Study reveals factors for anemia in pregnant women
By Yusra Irfan:
KARACHI: A descriptive observational study was conducted among the pregnant women attending outpatient department (OPD) at Obstetrics and Gynecology Unit II of Liaquat University of Medical and Health Sciences (LUMHS), Jamshoro.
Revealing the contributing factors of antenatal anemia, the study observed that non-nutritious substances such as pan, chalia, pica of mud, etc used by the pregnant women result in iron-deficiency anemia among them. However, worm infestation is also the common reason of anemia in pregnant women, it added.
Anemia in pregnancy is most common worldwide which leads to maternal and fetal complications. According to WHO, prevalence of anemia 51% is seen in developing countries, whereas about 14% in developed countries. In Pakistan, about 26% population of pregnant women are anemic in urban areas and 47% in rural areas. Globally, 50% of maternal deaths due to anemia are reported from Asian countries.
The researchers said that main causes of anemia during pregnancy are iron and folate deficiencies, which are resulted from improper nutritional habits. Anemia may also be caused by many systemic disorders like cardiac, renal, lungs diseases and hemoglobinopathesis, but such anemic patients were excluded from the study.
The researchers checked the recent reports of pregnant women who visited the OPD of LUMHS Jamshoro for checkups from July to December, 2017. The patients with hemoglobin % of less than 11 gm/dl were considered anemic according to WHO definitions and thus included in the study. Data was collected by a pre-designed questionnaire from 131 anemic pregnant women between the ages of 18-41 with singleton pregnancies (one child at one birth) whether primigravida (1st time pregnancy) or multigravida (2nd time pregnancy) in their 2nd or 3rd trimester. The results were characterised and associated with age, parity (no. of births), educational status of women, their antenatal booking status and nutritional factors.
It was found out that mostly pregnant women presented anemia between the age group of 26-33 years (43.5%). According to educational status, the number of uneducated population i.e. 58 women (44.3%) was more as compared to educated women i.e. three women with only secondary education (2.3%).
However, it was observed that anemia was more prevalent among multigravidas. It was also studied that 93% women were non-vegetarian taking any type of meat and only 7% were vegetarian in which 51% were mostly taking chicken, secondary red meat and rarely fish. Chicken was found to be the common reason for anemia. Regarding the non-nutritious diet 60% of study population was habitual of chewing pan and chalia, which contains tobacco and other harmful substances dangerous for both mother and fetus. The use of mud during pregnancy is not uncommon and such women are prone to iron deficiency anemia and may acquire worm infestation.

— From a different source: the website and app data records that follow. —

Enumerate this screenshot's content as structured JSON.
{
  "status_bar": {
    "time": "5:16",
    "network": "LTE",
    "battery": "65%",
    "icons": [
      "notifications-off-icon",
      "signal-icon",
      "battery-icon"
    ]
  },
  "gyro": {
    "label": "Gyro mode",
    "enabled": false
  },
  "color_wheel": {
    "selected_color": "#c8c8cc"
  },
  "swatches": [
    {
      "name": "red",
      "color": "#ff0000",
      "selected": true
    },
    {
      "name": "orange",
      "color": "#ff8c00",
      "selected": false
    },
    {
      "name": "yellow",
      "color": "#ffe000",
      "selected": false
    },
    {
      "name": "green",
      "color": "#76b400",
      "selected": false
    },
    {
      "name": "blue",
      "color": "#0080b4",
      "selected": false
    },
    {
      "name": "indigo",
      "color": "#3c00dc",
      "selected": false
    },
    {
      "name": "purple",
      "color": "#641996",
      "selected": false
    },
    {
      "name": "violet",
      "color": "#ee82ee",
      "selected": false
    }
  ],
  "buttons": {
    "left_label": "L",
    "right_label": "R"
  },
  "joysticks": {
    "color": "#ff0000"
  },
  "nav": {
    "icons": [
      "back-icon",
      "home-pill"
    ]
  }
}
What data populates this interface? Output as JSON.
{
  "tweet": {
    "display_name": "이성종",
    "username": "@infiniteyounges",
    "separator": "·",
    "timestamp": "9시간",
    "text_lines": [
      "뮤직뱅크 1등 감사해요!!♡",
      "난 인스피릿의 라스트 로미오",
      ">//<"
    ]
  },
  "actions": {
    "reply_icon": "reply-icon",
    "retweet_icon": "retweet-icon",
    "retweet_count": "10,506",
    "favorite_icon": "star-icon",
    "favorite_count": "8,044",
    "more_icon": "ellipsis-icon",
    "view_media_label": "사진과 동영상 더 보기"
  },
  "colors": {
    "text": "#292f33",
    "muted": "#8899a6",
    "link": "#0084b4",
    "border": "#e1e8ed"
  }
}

The researchers noted that general focus should be to strengthen the antenatal clinics in primary, secondary and tertiary health care systems to provide detailed awareness about dietary habits, importance of antenatal booking, taking iron and folate supplements.
Authors of the study comprised Dr Naheed Parveen, Dr Farhana Shaikh, Dr Erum Siddiqui and Dr Madiha Abbasi of LUMHS, who noted that there should be screening programmes for anemia, besides launching awareness campaign with the active participation of locals.